WORK REQUIRED:
Find the string "Storage" in the listing below and return each line it appears in.

+ + +

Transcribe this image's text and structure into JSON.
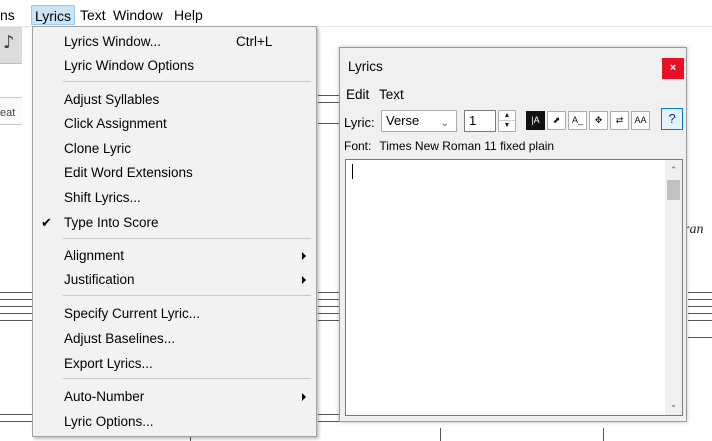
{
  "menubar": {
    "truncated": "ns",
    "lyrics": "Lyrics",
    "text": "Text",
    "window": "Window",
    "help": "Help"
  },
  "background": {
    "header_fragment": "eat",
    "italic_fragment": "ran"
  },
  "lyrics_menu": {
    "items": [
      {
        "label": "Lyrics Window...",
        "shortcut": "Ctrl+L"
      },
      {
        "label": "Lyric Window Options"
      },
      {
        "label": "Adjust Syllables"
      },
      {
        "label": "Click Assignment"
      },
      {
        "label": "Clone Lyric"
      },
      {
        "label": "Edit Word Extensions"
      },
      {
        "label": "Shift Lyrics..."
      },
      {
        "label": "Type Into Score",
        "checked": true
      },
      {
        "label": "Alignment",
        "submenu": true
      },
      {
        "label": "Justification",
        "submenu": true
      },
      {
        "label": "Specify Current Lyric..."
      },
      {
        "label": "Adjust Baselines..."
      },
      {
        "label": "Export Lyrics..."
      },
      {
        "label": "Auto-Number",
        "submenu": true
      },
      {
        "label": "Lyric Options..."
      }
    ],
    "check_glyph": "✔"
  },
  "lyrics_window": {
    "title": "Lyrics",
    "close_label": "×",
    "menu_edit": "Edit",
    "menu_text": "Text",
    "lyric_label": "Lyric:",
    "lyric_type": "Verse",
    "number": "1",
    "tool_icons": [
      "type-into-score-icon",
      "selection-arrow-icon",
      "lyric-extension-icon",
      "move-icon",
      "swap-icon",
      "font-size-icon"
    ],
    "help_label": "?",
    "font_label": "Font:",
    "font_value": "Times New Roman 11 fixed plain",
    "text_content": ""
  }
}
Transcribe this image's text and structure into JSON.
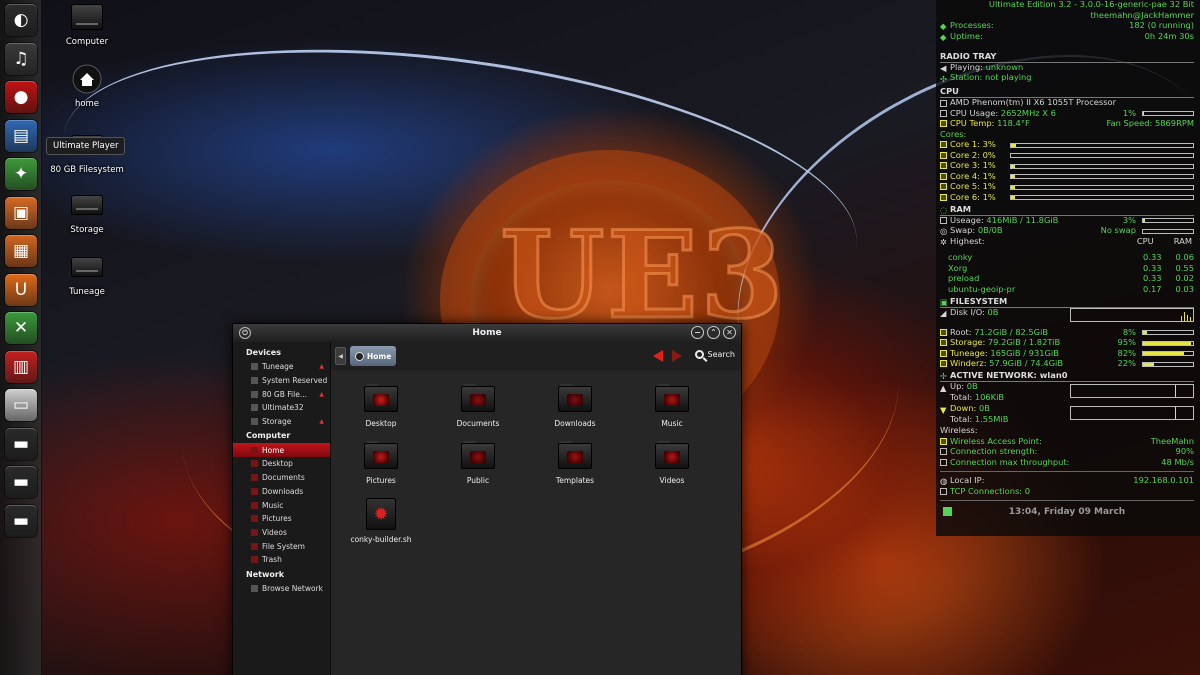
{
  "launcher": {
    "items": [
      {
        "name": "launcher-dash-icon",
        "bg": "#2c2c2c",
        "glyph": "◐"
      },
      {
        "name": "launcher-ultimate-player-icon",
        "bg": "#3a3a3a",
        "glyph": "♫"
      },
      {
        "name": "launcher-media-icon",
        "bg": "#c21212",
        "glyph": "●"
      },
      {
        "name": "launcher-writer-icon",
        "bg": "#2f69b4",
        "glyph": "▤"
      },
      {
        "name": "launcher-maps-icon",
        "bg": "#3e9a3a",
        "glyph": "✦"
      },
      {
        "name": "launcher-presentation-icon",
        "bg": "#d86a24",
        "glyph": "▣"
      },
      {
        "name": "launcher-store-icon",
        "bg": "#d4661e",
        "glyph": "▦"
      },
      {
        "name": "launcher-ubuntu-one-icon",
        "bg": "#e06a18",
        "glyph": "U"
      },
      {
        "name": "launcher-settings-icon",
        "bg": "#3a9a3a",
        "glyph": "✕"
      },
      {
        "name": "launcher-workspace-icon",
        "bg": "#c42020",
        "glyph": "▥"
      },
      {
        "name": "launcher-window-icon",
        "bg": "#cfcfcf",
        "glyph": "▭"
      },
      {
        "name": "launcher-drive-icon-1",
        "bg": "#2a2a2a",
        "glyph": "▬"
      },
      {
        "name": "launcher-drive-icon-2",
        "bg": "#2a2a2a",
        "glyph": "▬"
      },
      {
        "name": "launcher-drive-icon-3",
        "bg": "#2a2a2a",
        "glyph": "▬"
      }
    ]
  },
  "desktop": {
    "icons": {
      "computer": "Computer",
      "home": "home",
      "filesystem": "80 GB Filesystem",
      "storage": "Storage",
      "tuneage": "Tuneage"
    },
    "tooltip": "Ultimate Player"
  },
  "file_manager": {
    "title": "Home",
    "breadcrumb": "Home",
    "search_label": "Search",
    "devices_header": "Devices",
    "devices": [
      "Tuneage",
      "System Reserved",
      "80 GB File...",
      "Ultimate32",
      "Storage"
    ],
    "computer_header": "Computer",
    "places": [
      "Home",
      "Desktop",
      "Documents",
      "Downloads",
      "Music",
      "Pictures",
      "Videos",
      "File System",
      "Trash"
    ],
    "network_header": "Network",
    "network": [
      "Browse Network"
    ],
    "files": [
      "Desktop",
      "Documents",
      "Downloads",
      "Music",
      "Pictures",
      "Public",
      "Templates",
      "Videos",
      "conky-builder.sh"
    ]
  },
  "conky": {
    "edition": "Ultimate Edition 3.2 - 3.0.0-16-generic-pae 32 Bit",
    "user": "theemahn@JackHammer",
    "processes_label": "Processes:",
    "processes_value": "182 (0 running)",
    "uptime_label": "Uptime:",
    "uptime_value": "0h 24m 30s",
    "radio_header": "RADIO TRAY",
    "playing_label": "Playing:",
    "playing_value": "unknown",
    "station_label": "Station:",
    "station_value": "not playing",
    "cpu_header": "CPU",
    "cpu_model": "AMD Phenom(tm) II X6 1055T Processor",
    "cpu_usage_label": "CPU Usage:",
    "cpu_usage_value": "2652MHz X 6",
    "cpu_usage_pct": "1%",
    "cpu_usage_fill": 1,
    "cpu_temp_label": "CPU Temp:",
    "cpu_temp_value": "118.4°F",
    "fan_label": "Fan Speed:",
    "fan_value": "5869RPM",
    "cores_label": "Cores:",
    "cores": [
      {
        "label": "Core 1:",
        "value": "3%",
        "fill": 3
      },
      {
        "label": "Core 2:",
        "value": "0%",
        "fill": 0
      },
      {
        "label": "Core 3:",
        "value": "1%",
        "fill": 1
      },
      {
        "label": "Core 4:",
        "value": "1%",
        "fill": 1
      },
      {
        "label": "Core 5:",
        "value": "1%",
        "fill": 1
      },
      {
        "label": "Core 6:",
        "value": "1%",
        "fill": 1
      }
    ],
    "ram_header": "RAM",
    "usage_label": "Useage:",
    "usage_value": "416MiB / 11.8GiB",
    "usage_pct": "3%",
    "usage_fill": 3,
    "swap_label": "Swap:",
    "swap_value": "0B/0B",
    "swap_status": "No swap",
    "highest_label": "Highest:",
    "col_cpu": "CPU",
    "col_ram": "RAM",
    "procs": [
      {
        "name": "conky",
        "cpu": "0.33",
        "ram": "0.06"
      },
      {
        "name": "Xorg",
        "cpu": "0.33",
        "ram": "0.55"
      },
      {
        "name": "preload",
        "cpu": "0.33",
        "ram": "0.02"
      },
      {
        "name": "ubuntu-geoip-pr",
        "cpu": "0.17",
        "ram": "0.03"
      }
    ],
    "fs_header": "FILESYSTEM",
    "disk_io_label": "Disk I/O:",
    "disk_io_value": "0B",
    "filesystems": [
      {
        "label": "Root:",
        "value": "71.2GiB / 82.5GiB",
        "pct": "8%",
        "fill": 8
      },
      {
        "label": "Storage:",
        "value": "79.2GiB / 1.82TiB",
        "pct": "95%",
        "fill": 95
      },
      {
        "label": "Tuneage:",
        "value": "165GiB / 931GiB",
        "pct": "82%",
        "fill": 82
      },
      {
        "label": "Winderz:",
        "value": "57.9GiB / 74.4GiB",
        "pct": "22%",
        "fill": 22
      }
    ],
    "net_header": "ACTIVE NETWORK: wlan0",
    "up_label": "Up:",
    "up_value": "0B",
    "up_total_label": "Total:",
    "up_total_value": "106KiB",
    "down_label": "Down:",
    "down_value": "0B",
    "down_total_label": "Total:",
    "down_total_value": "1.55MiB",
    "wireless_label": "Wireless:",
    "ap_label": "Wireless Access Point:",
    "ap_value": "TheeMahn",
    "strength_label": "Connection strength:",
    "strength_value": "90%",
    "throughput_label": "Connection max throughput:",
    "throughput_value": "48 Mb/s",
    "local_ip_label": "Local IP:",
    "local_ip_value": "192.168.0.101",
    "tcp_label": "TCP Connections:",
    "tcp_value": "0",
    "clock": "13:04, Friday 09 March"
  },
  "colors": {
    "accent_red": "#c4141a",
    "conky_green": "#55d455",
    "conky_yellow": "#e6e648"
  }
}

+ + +

THE COMPLETED TASK:
      "storage": "Storage",
      "Storage"
        "label": "Storage:",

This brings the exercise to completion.